The APPG Inquiry aims to gather evidence around the issue of poorer rates of diagnosis and levels of treatment for women with common conditions such as myocardial infarction (MI) and stroke, and to provide recommendations as part of a Call to Action. The WHAPPG will lobby on recommendations in this Call for Action, with the aim of improving care for women suffering with heart attack and stroke.
Oral Evidence Session
The group held an oral evidence session on Monday 16th July 2018, in Parliament where they heard from the British Heart Foundation and Stroke Assoication, as well as representatives from RCGP and RCN about treatment options, outcomes and awareness around these conditions. This session will help the WHAPPG to understand what key recommendations the group can take forwards.
Moving forward, the group will invite submissions of written evidence on this topic and a patient survey responses.

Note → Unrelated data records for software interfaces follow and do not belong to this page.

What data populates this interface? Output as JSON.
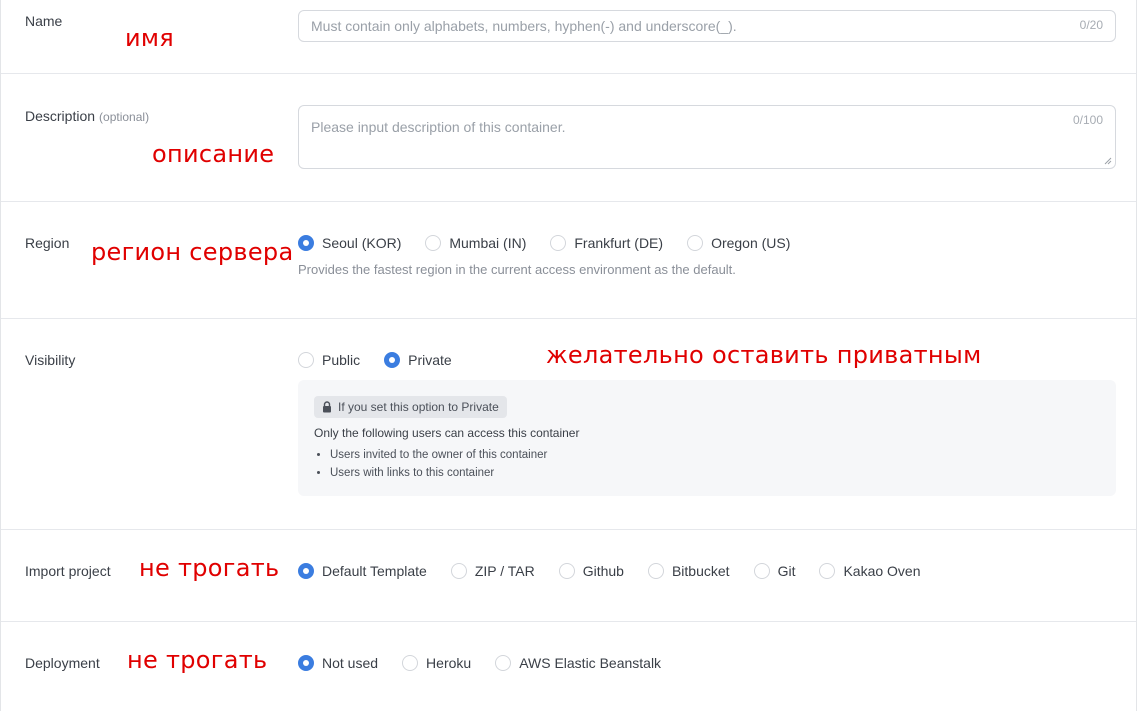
{
  "name": {
    "label": "Name",
    "placeholder": "Must contain only alphabets, numbers, hyphen(-) and underscore(_).",
    "counter": "0/20",
    "note": "имя"
  },
  "description": {
    "label": "Description",
    "optional": "(optional)",
    "placeholder": "Please input description of this container.",
    "counter": "0/100",
    "note": "описание"
  },
  "region": {
    "label": "Region",
    "note": "регион сервера",
    "options": [
      "Seoul (KOR)",
      "Mumbai (IN)",
      "Frankfurt (DE)",
      "Oregon (US)"
    ],
    "selected": "Seoul (KOR)",
    "helper": "Provides the fastest region in the current access environment as the default."
  },
  "visibility": {
    "label": "Visibility",
    "note": "желательно оставить приватным",
    "options": [
      "Public",
      "Private"
    ],
    "selected": "Private",
    "info": {
      "badge": "If you set this option to Private",
      "text": "Only the following users can access this container",
      "items": [
        "Users invited to the owner of this container",
        "Users with links to this container"
      ]
    }
  },
  "import": {
    "label": "Import project",
    "note": "не трогать",
    "options": [
      "Default Template",
      "ZIP / TAR",
      "Github",
      "Bitbucket",
      "Git",
      "Kakao Oven"
    ],
    "selected": "Default Template"
  },
  "deployment": {
    "label": "Deployment",
    "note": "не трогать",
    "options": [
      "Not used",
      "Heroku",
      "AWS Elastic Beanstalk"
    ],
    "selected": "Not used"
  },
  "colors": {
    "accent": "#3b7de0",
    "note": "#e00000",
    "border": "#d6d9de"
  },
  "icons": [
    "lock-icon",
    "resize-grip-icon"
  ]
}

The findings will be published in Call for Action.
The group accepted Written Evidence through an inquiry survey which closed on the 10th December, 2018.
The second report from the All Party Parliamentary Group on Women’s Health (WHAPPG) was launched on Thursday, 18th July 2019 and highlights that despite being two of the most common conditions women experience, stroke and heart attack remain under researched, under diagnosed and under treated in women.

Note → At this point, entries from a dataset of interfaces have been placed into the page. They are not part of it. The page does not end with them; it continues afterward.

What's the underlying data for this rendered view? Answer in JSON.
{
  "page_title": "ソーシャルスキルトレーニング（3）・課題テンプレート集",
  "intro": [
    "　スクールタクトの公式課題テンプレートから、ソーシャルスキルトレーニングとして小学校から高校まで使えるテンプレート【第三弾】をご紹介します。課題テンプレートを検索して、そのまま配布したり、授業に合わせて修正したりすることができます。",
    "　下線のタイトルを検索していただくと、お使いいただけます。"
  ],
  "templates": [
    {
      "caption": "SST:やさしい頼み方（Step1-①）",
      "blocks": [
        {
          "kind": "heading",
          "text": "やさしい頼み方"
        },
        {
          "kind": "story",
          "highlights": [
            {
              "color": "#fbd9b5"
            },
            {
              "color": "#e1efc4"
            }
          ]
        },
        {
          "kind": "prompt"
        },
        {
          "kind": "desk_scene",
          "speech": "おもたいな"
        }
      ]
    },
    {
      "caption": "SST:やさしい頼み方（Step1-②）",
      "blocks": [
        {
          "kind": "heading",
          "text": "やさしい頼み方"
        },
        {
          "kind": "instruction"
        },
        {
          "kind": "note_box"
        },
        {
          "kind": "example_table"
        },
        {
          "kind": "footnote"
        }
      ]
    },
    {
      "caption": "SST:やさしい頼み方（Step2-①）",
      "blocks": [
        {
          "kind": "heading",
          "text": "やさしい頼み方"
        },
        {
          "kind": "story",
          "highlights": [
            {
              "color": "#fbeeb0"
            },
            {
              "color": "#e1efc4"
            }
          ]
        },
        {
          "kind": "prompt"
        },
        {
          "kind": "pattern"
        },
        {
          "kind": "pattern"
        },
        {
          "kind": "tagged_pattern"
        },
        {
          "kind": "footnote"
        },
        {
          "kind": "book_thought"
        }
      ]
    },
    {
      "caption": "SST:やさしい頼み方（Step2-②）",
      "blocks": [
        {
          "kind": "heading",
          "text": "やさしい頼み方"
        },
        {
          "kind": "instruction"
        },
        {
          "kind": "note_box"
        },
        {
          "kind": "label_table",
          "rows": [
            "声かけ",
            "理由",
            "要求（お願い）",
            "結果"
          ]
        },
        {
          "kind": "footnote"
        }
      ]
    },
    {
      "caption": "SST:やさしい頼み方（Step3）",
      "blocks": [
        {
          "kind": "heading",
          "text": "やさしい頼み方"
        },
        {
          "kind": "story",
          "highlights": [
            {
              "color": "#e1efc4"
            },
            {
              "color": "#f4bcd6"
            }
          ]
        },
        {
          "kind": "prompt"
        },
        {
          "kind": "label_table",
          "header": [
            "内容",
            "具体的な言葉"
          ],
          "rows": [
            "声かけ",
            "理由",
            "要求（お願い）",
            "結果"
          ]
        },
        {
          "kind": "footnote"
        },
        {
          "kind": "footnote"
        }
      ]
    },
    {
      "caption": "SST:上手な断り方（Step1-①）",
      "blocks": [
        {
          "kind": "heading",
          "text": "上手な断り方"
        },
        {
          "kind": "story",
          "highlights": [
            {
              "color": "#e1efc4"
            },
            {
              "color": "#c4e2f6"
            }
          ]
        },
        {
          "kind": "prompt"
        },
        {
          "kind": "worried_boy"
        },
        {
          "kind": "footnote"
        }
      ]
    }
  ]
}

1) Awareness campaign:
General awareness campaign focusing on symptoms and information for women regarding heart symptoms and stroke
Targeting of certain communities, such as BAME, which can be more difficult to reach. We need to look at further understanding of culture and other factors to take advantage of opportunities around healthcare and education.
Public-place targeting e.g. GP surgery leaflets, hairdressers, coffee shops
Aimed at women and their symptoms, and highlighting that these conditions are not ‘men’s conditions’
Awareness around female-specific stroke risk factors needs further work.
General public – it is important to educate the general public about the atypical symptoms that women often present with when experiencing heart attack, and the need to seek early treatment for heart attack and stroke.
Clinicians – it is vital to work with clinicians and educate them around the symptoms women sometimes experience, to ensure that they do not rule out heart attack or stroke too quickly.
There is a need to start a conversation around female-specific stroke risk factors.
3) Promote effective investigation of women’s symptoms and promote diagnostic techniques that could help in this regard.
4) More data/research - only with more research can we hope to better understand how to best treat heart attacks and stroke in women. We need much better post-acute data to be able to fully investigate women’s treatment, experiences and outcomes compared to men.